“It is said that the ever-advancing techniques of public communication and the adjustment of the public to its presence may bring about a change in the effect of telecasting upon the fairness of criminal trials,” Justice Tom Clark wrote in the majority opinion. “But we are not dealing here with future developments in the field of electronics. Our judgment cannot be rested on the hypothesis of tomorrow but must take the facts as they are presented today. The judgment is therefore reversed.”
In the 1966 case of Sheppard v. Maxwell, the court again threw out a conviction because a defendant had suffered an extremely unfair trial due to media coverage and the faulty discretion of the trial judge. Dr. Sam Sheppard had been convicted in 1954 of murdering his pregnant wife. At trial, the judge was up for reelection in a few weeks and was going to run against the prosecutor of Sheppard’s case.
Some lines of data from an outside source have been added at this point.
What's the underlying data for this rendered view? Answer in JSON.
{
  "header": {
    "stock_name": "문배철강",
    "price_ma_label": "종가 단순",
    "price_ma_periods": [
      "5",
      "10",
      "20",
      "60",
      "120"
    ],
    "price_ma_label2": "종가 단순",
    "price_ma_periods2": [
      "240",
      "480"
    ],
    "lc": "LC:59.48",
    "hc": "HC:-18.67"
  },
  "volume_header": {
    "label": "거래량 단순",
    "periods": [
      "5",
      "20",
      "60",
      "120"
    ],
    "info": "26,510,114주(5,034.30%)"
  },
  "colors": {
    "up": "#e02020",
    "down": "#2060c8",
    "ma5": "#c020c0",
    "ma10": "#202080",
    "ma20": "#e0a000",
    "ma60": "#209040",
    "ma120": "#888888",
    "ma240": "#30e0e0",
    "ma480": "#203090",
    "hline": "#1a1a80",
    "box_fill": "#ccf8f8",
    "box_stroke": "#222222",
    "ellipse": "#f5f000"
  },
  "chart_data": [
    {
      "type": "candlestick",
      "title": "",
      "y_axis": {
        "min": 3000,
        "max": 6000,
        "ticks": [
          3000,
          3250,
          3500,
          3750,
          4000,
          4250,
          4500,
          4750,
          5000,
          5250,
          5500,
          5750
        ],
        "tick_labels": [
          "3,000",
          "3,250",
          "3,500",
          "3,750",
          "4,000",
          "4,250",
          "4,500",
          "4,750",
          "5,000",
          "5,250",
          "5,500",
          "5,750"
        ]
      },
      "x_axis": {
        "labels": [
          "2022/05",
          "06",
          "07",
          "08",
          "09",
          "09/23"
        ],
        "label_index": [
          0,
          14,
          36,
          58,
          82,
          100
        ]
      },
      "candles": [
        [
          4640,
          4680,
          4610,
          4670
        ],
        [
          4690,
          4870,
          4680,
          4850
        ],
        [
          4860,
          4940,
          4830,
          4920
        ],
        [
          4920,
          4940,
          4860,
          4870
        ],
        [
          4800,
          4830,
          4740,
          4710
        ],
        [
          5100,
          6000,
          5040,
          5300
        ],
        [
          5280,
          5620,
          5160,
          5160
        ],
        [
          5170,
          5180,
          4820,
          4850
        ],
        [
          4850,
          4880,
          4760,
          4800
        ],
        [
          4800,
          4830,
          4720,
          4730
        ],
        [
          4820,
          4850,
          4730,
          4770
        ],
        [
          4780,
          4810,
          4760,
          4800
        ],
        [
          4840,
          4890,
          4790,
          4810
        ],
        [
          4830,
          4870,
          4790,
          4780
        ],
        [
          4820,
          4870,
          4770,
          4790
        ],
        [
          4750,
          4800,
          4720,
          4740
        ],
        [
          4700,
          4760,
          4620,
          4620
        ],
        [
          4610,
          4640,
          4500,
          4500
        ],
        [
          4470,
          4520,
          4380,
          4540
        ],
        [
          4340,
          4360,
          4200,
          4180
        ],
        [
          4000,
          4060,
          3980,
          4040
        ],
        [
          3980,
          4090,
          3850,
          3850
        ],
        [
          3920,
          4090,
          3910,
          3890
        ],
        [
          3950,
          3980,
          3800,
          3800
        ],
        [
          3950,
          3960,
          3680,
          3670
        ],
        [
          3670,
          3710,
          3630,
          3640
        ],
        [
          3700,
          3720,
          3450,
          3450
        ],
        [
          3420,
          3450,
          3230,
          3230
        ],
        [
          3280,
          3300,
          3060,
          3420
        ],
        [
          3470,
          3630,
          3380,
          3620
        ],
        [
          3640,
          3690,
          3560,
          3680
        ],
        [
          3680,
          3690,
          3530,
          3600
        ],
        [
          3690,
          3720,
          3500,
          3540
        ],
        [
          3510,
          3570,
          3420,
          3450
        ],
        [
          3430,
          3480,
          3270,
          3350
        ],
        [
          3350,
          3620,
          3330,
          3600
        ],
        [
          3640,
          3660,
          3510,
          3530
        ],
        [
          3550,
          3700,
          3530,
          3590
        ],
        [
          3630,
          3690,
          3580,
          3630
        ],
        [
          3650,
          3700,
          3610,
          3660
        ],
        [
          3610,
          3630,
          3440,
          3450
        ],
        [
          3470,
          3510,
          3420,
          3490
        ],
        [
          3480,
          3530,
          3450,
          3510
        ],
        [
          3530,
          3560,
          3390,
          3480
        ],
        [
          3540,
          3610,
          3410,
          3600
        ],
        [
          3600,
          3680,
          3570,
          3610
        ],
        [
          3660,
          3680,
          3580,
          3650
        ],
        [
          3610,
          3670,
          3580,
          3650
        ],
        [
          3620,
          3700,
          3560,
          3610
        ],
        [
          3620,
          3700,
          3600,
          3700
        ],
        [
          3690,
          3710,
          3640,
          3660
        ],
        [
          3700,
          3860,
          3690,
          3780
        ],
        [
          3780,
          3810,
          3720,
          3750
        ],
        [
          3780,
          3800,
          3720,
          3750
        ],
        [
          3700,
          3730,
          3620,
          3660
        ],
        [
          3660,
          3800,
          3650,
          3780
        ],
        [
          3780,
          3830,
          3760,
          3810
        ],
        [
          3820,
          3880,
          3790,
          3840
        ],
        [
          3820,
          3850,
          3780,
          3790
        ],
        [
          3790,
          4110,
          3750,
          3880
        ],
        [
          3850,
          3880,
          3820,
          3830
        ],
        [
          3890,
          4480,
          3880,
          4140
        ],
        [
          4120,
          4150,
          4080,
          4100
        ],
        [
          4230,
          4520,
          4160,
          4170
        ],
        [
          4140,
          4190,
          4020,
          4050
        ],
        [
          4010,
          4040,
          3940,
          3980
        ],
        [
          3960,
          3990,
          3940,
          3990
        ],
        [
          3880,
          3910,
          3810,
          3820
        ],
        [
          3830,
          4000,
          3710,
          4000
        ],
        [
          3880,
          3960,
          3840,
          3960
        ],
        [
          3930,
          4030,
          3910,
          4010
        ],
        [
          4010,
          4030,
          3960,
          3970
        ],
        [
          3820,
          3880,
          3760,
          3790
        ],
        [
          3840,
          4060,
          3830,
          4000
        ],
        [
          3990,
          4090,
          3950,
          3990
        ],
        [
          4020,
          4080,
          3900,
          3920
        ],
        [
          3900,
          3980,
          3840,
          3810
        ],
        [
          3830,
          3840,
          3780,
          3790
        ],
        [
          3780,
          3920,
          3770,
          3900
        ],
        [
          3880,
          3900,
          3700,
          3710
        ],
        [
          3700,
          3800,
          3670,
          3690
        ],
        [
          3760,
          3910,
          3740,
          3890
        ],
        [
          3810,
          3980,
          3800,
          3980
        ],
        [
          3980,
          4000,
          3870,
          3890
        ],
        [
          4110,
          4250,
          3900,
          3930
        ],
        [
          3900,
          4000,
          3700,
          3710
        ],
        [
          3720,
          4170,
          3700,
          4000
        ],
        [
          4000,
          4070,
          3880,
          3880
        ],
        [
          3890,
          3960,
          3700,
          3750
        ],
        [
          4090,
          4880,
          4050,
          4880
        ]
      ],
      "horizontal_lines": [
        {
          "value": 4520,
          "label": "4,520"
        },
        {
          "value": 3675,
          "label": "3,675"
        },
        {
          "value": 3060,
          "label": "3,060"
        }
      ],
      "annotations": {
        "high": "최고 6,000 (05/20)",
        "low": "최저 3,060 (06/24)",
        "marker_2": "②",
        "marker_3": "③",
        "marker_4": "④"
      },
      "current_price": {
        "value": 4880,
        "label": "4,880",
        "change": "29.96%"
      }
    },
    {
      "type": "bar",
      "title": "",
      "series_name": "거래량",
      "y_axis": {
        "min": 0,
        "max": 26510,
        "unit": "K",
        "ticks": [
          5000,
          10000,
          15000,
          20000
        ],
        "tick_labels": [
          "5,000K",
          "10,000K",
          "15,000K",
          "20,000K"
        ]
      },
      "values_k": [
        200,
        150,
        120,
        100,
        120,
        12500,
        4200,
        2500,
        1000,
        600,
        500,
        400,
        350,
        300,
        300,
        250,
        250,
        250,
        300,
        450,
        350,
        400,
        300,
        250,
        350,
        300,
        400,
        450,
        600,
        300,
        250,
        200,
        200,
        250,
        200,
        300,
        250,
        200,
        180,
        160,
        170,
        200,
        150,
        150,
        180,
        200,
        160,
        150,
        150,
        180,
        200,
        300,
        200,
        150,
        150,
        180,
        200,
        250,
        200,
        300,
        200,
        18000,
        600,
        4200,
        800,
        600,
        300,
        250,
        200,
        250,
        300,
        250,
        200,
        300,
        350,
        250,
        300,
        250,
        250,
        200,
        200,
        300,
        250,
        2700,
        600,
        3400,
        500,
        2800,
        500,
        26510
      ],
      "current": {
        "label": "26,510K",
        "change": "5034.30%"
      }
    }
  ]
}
What followed was a mockery of the trial process: At a public inquest hearing shortly after his arrest, police officers searched Sheppard in front of a huge crowd in a gymnasium, held at that location to account for all the cameras and reporters. Later on, in the tiny courtroom where Sheppard was tried, the trial judge delegated most of the seats to members of the press, saving only the last row of seats for families of the defendant and victim. The trial judge allowed a long table to be put in front of the bar that normally separated formal court proceedings from the spectating public, and from there cameras bowed down on the defendant and the jury.
Accusations of poor character, numerous extramarital affairs and a child with one mistress lined the headlines of nearby newspapers, but the trial judge did not dismiss jurors who admitted to hearing the claims. During deliberations, jurors were allowed to make unmonitored phone calls despite being sequestered.
The Supreme Court ruled 8-1 for Sheppard and noted that the trial judge should have done more to control his courtroom, by sequestering jurors and witnesses and not allowing as many cameras, or indeed any, into the courtroom – or at least not in front of the bar, an unprecedented move.
A half-century later, Sheppard’s son Sam Reese Sheppard failed to convince a jury of his father’s innocence and lost a civil lawsuit based on wrongful imprisonment.
It is cases like these that remind media professionals the possible ramifications of overstepping bounds, sensationalizing cases and not behaving ethically.
Writes Marah Eakin of Ohio University, “[J]ournalists cannot allow themselves to be driven by their gut reaction and popular hunger for gossip – they must think through their decisions and report only what is ethical and just. Cases like the Sheppard trial allow journalists to learn from past mistakes to create a better reputation for the future.”